Reports this week have been good. Locally anglers are getting into the nice fall stocked fish. In the Catskills region there are still enough bugs to keep the fish looking up. Especially on the East side and on the Beaverkill. They've been releasing a good amount of water on the West which makes for good streamer fishing. Rainbows on the Mainstem have been very active. Nymphing, Streamers and Dries have all been poductive.
Fishing on the Cattaraugus, Salmon River and Oak Orchard has been stellar. Steelhead on the Catt and Salmon River have been pushing through in good numbers. Browns on Oak Orchard and surrounding tribs have also been showing up in good numbers as well. Albie fishing recently has been excellent. We haven't heard to much as far as Stripers go, but it's also been warm still. Tying classes have begun and our 1st guest tier Allen Landaheer is scheduled for November 4th. If you're interested in any of our classes please call or stop in the shop to sign up.
Fishing overall has been good even with the water flows at lower then normal levels. Water temps are good and fish have been caught on a variety of flies including BWO's and caddis which have been the the most prominent hatches at this point. Midges and scuds should also be considered on the local NJ streams. Zebras, WD40's, RS2's, etc will also and just about always put fish on the end of the line.
The upper Delaware has been fishing well. With the lack of rain, NYC is forced to release higher flows down the West Branch to meet downstream flow targets at Montague NJ. If the water gets too low down there, then the salt line creeps up the river. Release rates on the West have been approximately 800 cfs which is a great flow for fishing. You can wade, float, etc. This time of year you also get great streamer fishing. When the reservoir flips over as air temperatures fall, it send a warm layer of water down to the bottom of the reservoir which drives water temperatures up into the low 50's in the river. The water also starts to come out dirtier. Usually in the summer, water temps are very cold at 44 degrees (great for the hot summer) and clear, but in the fall the water gets warmer and dirtier. This creates an environment for great streamer fishing; Warm water (increases fish metabolism), dirty water (fish are less picky) and the need to feed to fatten for winter. The only thing is you will need to fish from Monument pool (NY/PA line) and down river as the upper river closes October 15.

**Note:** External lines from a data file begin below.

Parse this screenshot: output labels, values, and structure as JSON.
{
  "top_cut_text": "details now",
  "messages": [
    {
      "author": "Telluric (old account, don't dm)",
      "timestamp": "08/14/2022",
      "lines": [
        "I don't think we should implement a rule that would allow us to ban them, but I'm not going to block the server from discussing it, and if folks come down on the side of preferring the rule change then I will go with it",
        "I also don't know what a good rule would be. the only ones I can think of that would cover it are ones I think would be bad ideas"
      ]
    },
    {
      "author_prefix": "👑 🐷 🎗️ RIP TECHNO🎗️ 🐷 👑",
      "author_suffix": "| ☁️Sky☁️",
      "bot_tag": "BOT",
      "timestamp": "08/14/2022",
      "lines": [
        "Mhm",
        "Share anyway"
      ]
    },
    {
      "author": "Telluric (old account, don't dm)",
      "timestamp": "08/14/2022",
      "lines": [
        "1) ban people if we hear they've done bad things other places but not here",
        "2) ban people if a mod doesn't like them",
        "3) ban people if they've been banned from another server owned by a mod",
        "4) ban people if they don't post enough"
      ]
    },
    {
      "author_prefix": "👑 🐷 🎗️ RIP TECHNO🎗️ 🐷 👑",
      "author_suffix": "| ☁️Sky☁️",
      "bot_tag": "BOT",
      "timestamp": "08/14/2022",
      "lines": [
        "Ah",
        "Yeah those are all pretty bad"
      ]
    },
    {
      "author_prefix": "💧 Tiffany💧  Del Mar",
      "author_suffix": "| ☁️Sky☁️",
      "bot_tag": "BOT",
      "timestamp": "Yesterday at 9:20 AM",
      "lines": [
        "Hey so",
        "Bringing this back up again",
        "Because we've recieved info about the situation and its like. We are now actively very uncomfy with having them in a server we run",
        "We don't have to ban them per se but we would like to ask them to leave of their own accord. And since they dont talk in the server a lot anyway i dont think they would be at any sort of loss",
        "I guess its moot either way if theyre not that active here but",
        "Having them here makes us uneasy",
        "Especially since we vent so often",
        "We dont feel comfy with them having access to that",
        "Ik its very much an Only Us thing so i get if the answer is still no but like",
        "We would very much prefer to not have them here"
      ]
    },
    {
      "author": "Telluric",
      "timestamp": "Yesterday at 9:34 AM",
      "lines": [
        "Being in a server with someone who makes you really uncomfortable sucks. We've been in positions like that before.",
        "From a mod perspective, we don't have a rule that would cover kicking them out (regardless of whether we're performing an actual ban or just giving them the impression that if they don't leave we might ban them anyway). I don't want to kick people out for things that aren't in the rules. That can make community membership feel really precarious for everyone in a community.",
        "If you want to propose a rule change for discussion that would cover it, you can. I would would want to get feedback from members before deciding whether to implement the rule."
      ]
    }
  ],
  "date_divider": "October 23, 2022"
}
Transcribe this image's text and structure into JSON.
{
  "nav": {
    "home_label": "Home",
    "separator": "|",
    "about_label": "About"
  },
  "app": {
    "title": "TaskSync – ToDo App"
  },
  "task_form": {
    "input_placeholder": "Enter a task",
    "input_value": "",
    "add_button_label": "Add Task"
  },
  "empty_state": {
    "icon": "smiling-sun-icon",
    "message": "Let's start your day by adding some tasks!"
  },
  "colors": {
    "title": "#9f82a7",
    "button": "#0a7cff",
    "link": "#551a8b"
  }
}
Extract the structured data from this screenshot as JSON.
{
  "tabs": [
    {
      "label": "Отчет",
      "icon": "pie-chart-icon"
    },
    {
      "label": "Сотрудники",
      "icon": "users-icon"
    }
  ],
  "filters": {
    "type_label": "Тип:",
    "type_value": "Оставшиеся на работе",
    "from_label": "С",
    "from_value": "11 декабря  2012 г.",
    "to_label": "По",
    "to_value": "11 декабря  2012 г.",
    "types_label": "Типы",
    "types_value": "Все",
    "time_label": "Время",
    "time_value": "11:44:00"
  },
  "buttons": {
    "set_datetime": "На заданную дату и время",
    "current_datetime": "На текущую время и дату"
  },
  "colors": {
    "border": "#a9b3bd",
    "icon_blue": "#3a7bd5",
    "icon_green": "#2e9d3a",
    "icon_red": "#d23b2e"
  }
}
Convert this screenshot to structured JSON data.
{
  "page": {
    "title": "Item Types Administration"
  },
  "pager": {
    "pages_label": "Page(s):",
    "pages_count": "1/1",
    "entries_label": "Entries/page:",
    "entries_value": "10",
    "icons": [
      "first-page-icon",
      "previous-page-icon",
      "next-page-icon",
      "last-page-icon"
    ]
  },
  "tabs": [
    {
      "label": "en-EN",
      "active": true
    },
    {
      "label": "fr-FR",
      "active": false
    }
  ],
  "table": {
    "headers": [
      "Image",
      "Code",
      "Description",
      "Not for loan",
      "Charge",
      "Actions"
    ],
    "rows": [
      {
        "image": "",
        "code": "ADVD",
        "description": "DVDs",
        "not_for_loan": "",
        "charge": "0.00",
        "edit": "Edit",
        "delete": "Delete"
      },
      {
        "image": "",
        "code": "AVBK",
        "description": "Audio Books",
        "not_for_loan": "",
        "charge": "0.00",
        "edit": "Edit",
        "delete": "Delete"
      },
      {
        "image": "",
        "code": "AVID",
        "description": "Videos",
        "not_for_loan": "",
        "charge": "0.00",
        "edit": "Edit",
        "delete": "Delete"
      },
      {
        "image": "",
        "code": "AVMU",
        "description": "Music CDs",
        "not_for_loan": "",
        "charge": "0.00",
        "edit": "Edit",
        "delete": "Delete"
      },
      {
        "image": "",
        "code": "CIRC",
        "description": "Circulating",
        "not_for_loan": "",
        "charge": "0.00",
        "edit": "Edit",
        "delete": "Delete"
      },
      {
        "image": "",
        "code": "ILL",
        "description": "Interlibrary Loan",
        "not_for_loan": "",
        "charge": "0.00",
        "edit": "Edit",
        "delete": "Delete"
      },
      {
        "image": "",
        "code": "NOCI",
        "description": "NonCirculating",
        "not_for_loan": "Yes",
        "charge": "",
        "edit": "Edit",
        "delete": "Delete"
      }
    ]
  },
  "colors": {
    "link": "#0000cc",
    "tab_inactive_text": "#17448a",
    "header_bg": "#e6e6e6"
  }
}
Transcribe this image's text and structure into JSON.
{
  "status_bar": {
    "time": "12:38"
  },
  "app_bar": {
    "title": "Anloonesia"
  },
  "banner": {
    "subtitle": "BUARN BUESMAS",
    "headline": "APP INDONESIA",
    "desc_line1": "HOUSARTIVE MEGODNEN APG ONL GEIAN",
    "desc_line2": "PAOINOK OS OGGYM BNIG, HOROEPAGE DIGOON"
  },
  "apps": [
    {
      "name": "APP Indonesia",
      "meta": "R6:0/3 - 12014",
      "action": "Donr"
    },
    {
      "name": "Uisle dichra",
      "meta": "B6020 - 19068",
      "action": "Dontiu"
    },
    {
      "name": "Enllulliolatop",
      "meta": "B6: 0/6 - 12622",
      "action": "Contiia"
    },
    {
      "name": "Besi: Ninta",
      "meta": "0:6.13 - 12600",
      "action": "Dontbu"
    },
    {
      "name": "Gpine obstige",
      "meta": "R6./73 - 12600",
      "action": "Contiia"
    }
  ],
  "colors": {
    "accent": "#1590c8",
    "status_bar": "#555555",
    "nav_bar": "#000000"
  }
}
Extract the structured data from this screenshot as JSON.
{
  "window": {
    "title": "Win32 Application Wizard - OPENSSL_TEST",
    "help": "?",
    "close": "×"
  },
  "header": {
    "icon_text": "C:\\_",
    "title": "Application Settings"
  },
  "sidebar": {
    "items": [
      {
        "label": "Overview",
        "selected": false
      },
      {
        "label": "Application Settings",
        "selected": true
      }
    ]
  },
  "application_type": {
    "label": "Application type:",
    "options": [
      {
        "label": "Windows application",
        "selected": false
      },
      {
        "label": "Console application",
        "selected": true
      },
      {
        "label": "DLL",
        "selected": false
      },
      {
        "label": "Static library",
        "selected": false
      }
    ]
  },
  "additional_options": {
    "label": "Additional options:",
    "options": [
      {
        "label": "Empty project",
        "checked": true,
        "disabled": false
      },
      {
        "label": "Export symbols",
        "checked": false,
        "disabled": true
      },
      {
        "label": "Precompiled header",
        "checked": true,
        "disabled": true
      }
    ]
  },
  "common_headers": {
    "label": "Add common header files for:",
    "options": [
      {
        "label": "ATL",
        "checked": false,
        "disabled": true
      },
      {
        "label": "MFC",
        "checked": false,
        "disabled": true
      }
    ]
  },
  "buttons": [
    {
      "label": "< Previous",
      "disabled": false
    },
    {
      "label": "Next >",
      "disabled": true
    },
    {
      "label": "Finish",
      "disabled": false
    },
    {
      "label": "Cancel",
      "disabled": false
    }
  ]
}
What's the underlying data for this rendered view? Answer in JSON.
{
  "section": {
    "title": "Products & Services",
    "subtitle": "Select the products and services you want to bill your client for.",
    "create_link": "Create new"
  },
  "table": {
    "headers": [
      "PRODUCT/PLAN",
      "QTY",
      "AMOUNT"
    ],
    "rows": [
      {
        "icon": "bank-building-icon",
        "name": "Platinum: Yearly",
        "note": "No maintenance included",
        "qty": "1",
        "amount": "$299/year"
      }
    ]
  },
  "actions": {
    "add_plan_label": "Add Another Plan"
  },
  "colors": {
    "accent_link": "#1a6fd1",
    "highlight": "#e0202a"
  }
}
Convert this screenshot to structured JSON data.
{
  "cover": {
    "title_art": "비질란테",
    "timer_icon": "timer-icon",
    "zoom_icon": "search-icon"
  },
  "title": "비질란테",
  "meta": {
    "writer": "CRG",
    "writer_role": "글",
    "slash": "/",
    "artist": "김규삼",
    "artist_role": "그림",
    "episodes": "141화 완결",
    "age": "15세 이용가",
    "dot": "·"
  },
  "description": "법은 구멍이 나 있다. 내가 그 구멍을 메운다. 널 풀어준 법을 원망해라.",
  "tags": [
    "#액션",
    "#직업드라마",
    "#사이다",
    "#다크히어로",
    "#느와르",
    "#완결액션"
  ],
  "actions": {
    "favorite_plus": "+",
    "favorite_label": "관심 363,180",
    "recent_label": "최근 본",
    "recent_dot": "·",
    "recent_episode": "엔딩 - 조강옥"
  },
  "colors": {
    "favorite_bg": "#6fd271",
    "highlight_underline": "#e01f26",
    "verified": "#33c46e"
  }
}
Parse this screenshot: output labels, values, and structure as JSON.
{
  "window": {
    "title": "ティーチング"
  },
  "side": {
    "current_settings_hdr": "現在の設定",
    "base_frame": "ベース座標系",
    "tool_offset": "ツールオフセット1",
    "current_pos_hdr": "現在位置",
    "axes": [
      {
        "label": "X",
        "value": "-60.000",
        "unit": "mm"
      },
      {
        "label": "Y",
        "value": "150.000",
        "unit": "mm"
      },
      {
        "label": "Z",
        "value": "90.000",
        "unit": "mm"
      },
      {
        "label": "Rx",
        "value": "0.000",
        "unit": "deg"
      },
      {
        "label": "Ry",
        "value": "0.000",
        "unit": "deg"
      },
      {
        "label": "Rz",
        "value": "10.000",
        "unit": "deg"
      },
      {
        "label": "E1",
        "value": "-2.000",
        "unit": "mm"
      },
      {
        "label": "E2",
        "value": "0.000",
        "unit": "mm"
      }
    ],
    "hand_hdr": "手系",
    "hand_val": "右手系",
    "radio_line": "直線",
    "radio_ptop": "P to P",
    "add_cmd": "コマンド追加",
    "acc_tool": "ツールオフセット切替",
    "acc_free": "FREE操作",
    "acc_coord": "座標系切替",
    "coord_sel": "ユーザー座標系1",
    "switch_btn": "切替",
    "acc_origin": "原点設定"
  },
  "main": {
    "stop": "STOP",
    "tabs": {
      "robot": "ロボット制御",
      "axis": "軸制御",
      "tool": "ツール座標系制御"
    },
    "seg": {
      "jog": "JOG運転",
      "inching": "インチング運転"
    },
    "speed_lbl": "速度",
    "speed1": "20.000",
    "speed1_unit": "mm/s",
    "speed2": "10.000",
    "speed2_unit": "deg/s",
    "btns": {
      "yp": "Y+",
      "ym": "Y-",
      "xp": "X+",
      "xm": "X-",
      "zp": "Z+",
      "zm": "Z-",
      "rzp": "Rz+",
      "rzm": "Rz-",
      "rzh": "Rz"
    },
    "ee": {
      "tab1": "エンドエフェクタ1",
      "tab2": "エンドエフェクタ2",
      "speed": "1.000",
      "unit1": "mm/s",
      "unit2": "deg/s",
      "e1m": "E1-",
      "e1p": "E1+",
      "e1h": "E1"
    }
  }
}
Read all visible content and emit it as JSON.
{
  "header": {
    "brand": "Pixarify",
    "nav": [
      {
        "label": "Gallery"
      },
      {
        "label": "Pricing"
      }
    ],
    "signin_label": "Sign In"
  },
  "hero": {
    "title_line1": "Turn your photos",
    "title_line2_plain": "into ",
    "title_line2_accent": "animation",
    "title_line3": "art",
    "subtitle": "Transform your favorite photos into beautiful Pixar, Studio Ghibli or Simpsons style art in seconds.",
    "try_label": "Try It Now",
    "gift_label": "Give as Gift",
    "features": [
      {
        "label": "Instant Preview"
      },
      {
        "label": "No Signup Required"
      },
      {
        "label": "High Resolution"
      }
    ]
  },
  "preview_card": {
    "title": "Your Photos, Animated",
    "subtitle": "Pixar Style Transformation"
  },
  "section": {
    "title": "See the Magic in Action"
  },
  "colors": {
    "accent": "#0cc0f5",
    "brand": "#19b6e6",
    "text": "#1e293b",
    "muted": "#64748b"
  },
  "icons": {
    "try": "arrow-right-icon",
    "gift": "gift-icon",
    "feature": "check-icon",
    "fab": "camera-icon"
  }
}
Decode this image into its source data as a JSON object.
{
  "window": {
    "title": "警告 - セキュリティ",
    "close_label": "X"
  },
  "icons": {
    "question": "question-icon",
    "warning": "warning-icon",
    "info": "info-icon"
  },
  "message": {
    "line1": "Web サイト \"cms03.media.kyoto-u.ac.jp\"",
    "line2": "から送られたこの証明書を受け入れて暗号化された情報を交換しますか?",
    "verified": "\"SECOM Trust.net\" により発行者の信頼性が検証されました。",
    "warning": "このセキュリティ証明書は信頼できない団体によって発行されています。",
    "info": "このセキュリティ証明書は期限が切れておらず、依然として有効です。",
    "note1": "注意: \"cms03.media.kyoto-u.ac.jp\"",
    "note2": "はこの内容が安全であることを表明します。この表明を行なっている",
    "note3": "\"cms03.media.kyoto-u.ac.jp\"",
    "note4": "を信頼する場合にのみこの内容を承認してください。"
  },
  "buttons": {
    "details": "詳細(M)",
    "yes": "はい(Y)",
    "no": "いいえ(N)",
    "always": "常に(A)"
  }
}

Thank you for visiting our blog! Here you will find info regarding fishing conditions, shop trip highlights, events, guests that will be visiting and much more. Please call the shop if you have any questions.